Writing about a recent retreat organized by The Jewish Week and the UJA-Federation of New York, Sheila Gordon wrote,
In all of this discussion about being Jewish in New York, I was powerfully struck by the relative absence of attention to interfaith families. The increase in interfaith marriage â€” in large part a product of the swirl of societal changes â€” is viewed as a major challenge to sustainability. Yet it seemed that the reality of these families was missing from our conversation. I was the only one who raised the topic â€” and my comments seemed to gain little traction.
She makes some good points. At a retreat on the subject of being Jewish in New York, how could the topic of interfaith families and intermarriage not be brought up? And not be mentioned while focusing on how it’s “a kaleidoscope of diversity at a watershed moment.

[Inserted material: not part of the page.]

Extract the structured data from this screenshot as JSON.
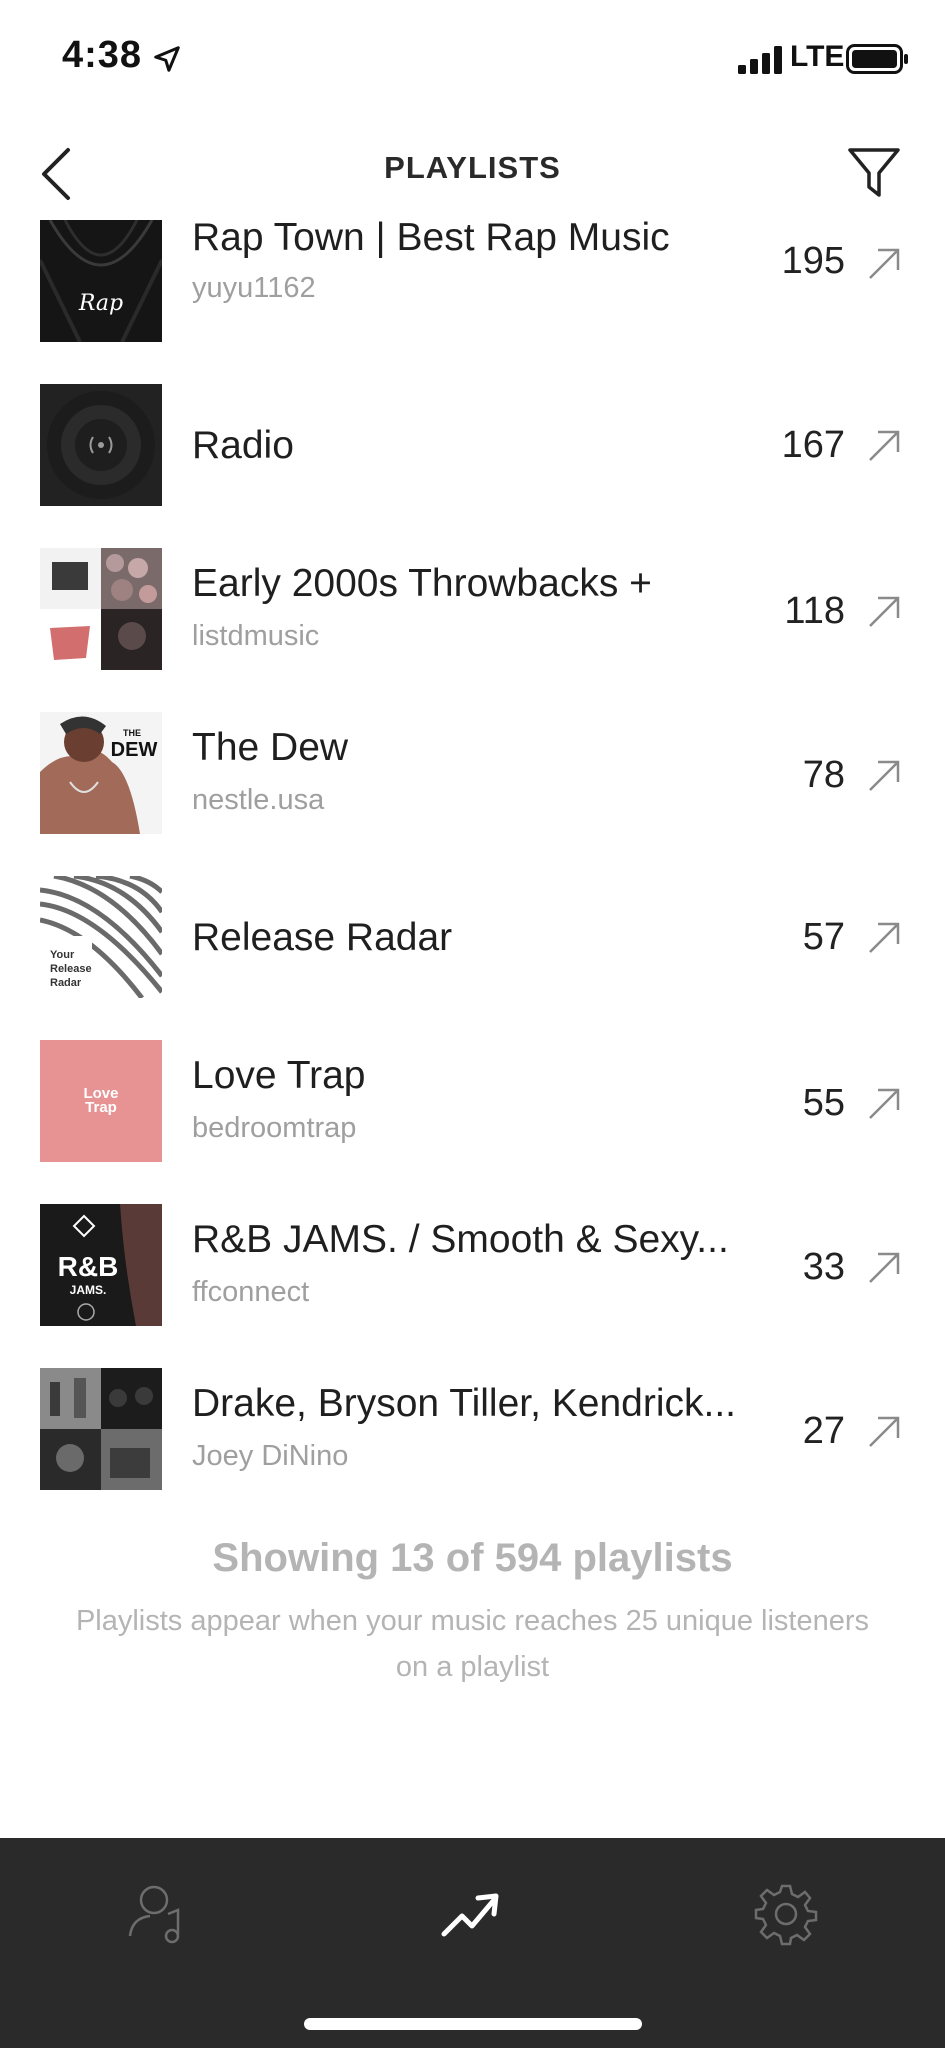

At this moment, the shifting array of Jewish ‘communities’ faces challenges as transformative as those at the time of the Second Temple, or the invention of the printing press, or the emancipation of the Jews in Europe” seems all the more bizarre.
I’d love to learn more about what was otherwise an aside in this article about a recent Orthodox wedding in Russia:
Ironically, those who left [Russia before the 1991 revolution] assimilated abroad, and those who stayed â€” often intermarried couples â€” soon found more and more opportunities to be Jewish and live Jewishly in a country that also was undergoing a Christian revival.
Does that mean that Russia has a high inclusion rate, a high percentage of intermarried families raising their kids as Jew and “doing” Jewish?
There was an interesting article in The Jewish Week yesterday, looking at the history of different Jewish ethnic groups in America. From Jews of Many Colors:
For Jews who may be uncertain or ambivalent about the ways in which Jews of color will reshape what it means to be Jewish in America, I offer the following observation based on my larger study of Jews and American racial identity: such changes are â€śgood for the Jews.â€ť European Jewish immigrants and their descendants certainly benefited from the privileges that came to them in American society by being seen as white, but those privileges came with significant costs for Jewish group identity because they placed limits on the expression of Jewish distinctiveness. Today, an American Jewish community that increasingly includes people of color has the opportunity to re-imagine Jewishness in ways that will make it more distinctive, vibrant and less limited by the need to conform to the expectations of white America.
I’d like to see more about how Jewish, mixed heritage families are playing a role in this reshaping.